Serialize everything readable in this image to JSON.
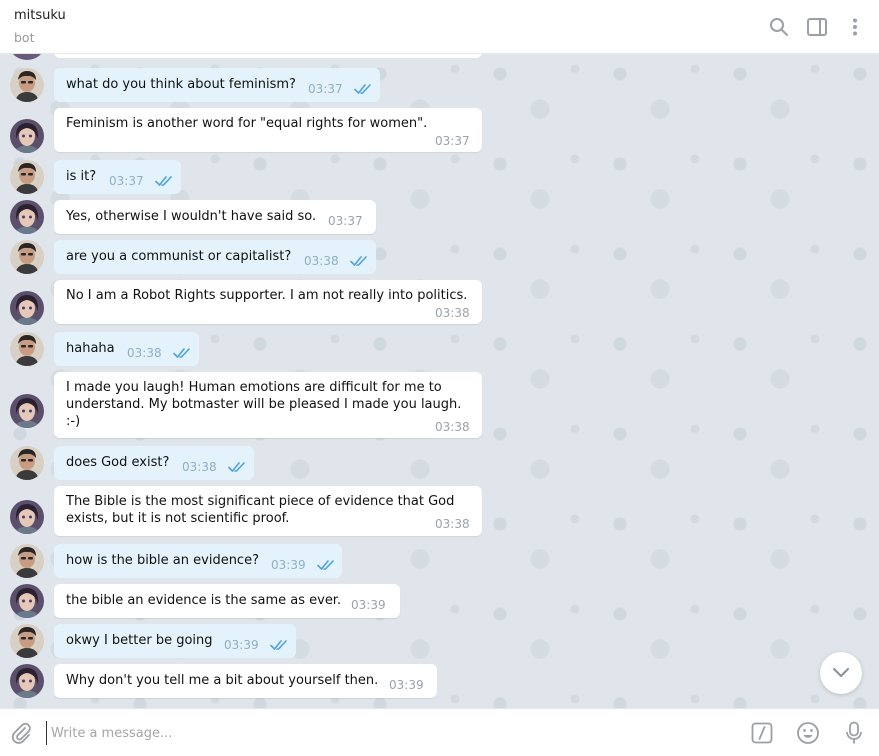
{
  "header": {
    "title": "mitsuku",
    "subtitle": "bot",
    "icons": [
      "search-icon",
      "sidebar-toggle-icon",
      "more-vertical-icon"
    ]
  },
  "messages": [
    {
      "sender": "user",
      "text": "what do you think about feminism?",
      "time": "03:37",
      "read": true
    },
    {
      "sender": "bot",
      "text": "Feminism is another word for \"equal rights for women\".",
      "time": "03:37"
    },
    {
      "sender": "user",
      "text": "is it?",
      "time": "03:37",
      "read": true
    },
    {
      "sender": "bot",
      "text": "Yes, otherwise I wouldn't have said so.",
      "time": "03:37"
    },
    {
      "sender": "user",
      "text": "are you a communist or capitalist?",
      "time": "03:38",
      "read": true
    },
    {
      "sender": "bot",
      "text": "No I am a Robot Rights supporter. I am not really into politics.",
      "time": "03:38"
    },
    {
      "sender": "user",
      "text": "hahaha",
      "time": "03:38",
      "read": true
    },
    {
      "sender": "bot",
      "text": "I made you laugh! Human emotions are difficult for me to\nunderstand. My botmaster will be pleased I made you laugh.\n:-)",
      "time": "03:38"
    },
    {
      "sender": "user",
      "text": "does God exist?",
      "time": "03:38",
      "read": true
    },
    {
      "sender": "bot",
      "text": "The Bible is the most significant piece of evidence that God\nexists, but it is not scientific proof.",
      "time": "03:38"
    },
    {
      "sender": "user",
      "text": "how is the bible an evidence?",
      "time": "03:39",
      "read": true
    },
    {
      "sender": "bot",
      "text": "the bible an evidence is the same as ever.",
      "time": "03:39"
    },
    {
      "sender": "user",
      "text": "okwy I better be going",
      "time": "03:39",
      "read": true
    },
    {
      "sender": "bot",
      "text": "Why don't you tell me a bit about yourself then.",
      "time": "03:39"
    }
  ],
  "composer": {
    "placeholder": "Write a message...",
    "icons": [
      "attach-icon",
      "bot-commands-icon",
      "emoji-icon",
      "microphone-icon"
    ]
  },
  "colors": {
    "outgoing_bubble": "#e3f2fb",
    "incoming_bubble": "#ffffff",
    "accent": "#4ea4d6",
    "chat_background": "#dfe5ea"
  }
}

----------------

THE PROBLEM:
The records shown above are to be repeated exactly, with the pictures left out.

ANSWER SECTION:
Serialize everything readable in this image to JSON.
{
  "header": {
    "title": "mitsuku",
    "subtitle": "bot",
    "icons": [
      "search-icon",
      "sidebar-toggle-icon",
      "more-vertical-icon"
    ]
  },
  "messages": [
    {
      "sender": "user",
      "text": "what do you think about feminism?",
      "time": "03:37",
      "read": true
    },
    {
      "sender": "bot",
      "text": "Feminism is another word for \"equal rights for women\".",
      "time": "03:37"
    },
    {
      "sender": "user",
      "text": "is it?",
      "time": "03:37",
      "read": true
    },
    {
      "sender": "bot",
      "text": "Yes, otherwise I wouldn't have said so.",
      "time": "03:37"
    },
    {
      "sender": "user",
      "text": "are you a communist or capitalist?",
      "time": "03:38",
      "read": true
    },
    {
      "sender": "bot",
      "text": "No I am a Robot Rights supporter. I am not really into politics.",
      "time": "03:38"
    },
    {
      "sender": "user",
      "text": "hahaha",
      "time": "03:38",
      "read": true
    },
    {
      "sender": "bot",
      "text": "I made you laugh! Human emotions are difficult for me to\nunderstand. My botmaster will be pleased I made you laugh.\n:-)",
      "time": "03:38"
    },
    {
      "sender": "user",
      "text": "does God exist?",
      "time": "03:38",
      "read": true
    },
    {
      "sender": "bot",
      "text": "The Bible is the most significant piece of evidence that God\nexists, but it is not scientific proof.",
      "time": "03:38"
    },
    {
      "sender": "user",
      "text": "how is the bible an evidence?",
      "time": "03:39",
      "read": true
    },
    {
      "sender": "bot",
      "text": "the bible an evidence is the same as ever.",
      "time": "03:39"
    },
    {
      "sender": "user",
      "text": "okwy I better be going",
      "time": "03:39",
      "read": true
    },
    {
      "sender": "bot",
      "text": "Why don't you tell me a bit about yourself then.",
      "time": "03:39"
    }
  ],
  "composer": {
    "placeholder": "Write a message...",
    "icons": [
      "attach-icon",
      "bot-commands-icon",
      "emoji-icon",
      "microphone-icon"
    ]
  },
  "colors": {
    "outgoing_bubble": "#e3f2fb",
    "incoming_bubble": "#ffffff",
    "accent": "#4ea4d6",
    "chat_background": "#dfe5ea"
  }
}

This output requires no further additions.